RECORDS FOR THIS TASK>
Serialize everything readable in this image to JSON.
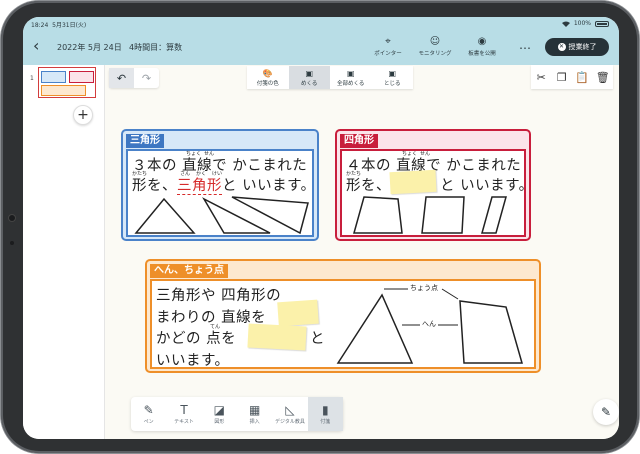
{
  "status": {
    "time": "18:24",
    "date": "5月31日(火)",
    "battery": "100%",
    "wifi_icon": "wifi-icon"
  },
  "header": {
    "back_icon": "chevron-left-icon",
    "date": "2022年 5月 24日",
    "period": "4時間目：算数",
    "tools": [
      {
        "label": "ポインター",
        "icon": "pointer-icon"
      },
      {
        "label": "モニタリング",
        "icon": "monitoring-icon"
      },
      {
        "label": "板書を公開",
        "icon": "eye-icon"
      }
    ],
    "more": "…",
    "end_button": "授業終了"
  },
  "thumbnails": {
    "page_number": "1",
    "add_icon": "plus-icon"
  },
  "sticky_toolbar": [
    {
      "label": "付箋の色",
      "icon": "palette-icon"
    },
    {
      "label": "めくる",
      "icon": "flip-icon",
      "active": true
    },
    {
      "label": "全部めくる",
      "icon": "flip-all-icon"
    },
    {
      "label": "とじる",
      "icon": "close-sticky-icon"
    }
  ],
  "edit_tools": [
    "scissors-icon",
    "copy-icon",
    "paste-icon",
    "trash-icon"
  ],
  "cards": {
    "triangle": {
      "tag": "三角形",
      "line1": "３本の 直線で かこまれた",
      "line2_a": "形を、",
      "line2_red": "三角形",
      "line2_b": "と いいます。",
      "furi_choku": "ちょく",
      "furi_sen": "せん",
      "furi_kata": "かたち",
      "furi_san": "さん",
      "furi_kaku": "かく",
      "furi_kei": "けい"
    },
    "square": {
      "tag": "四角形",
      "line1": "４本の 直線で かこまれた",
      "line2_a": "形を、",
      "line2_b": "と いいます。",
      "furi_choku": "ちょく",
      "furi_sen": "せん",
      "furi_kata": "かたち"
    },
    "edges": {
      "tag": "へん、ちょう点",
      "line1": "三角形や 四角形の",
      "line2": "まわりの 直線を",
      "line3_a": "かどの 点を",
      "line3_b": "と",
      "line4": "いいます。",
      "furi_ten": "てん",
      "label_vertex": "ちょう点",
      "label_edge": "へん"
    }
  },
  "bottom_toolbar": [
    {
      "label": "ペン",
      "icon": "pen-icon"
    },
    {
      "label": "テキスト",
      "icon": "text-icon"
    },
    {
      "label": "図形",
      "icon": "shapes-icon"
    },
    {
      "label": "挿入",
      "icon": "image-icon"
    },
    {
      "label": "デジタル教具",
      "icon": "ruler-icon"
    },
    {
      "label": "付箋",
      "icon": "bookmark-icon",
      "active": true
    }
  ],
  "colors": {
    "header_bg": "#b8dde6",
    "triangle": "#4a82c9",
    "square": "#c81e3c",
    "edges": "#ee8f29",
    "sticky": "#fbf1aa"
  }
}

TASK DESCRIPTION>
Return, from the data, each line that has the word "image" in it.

RESPONSE BOX>
Serialize everything readable in this image to JSON.
      "icon": "image-icon"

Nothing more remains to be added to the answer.